** Source data follows **
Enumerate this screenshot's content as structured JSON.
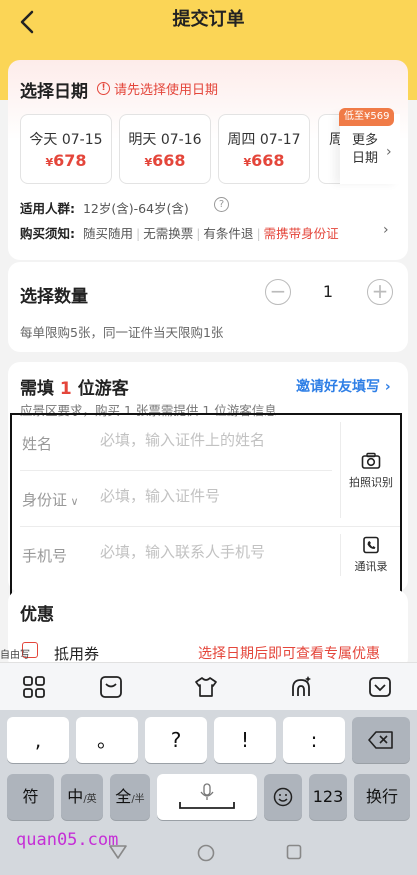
{
  "header": {
    "title": "提交订单"
  },
  "date_section": {
    "title": "选择日期",
    "warning": "请先选择使用日期",
    "dates": [
      {
        "label": "今天 07-15",
        "currency": "¥",
        "price": "678"
      },
      {
        "label": "明天 07-16",
        "currency": "¥",
        "price": "668"
      },
      {
        "label": "周四 07-17",
        "currency": "¥",
        "price": "668"
      }
    ],
    "more_line1": "更多",
    "more_line2": "日期",
    "low_badge": "低至¥569",
    "crowd_label": "适用人群:",
    "crowd_value": "12岁(含)-64岁(含)",
    "notice_label": "购买须知:",
    "notice_tags": [
      "随买随用",
      "无需换票",
      "有条件退"
    ],
    "notice_tag_red": "需携带身份证"
  },
  "quantity_section": {
    "title": "选择数量",
    "value": "1",
    "note": "每单限购5张，同一证件当天限购1张"
  },
  "visitor_section": {
    "title_prefix": "需填",
    "title_num": "1",
    "title_suffix": "位游客",
    "invite": "邀请好友填写",
    "note": "应景区要求，购买 1 张票需提供 1 位游客信息",
    "name_label": "姓名",
    "name_placeholder": "必填，输入证件上的姓名",
    "id_label": "身份证",
    "id_placeholder": "必填，输入证件号",
    "phone_label": "手机号",
    "phone_placeholder": "必填，输入联系人手机号",
    "scan_label": "拍照识别",
    "contacts_label": "通讯录"
  },
  "promo_section": {
    "title": "优惠",
    "coupon_label": "抵用券",
    "coupon_note": "选择日期后即可查看专属优惠",
    "self_write": "自由写"
  },
  "keyboard": {
    "row1": [
      ",",
      "。",
      "?",
      "!",
      ":"
    ],
    "fu": "符",
    "zh": "中",
    "zh_sub": "/英",
    "quan": "全",
    "quan_sub": "/半",
    "num": "123",
    "enter": "换行"
  },
  "watermark": "quan05.com",
  "colors": {
    "accent": "#fbd556",
    "price": "#e4463b",
    "link": "#2f7fe6"
  }
}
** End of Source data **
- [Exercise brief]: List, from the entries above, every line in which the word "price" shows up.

- [Solution to the problem]:
        "price": "678"
        "price": "668"
        "price": "668"
    "price": "#e4463b",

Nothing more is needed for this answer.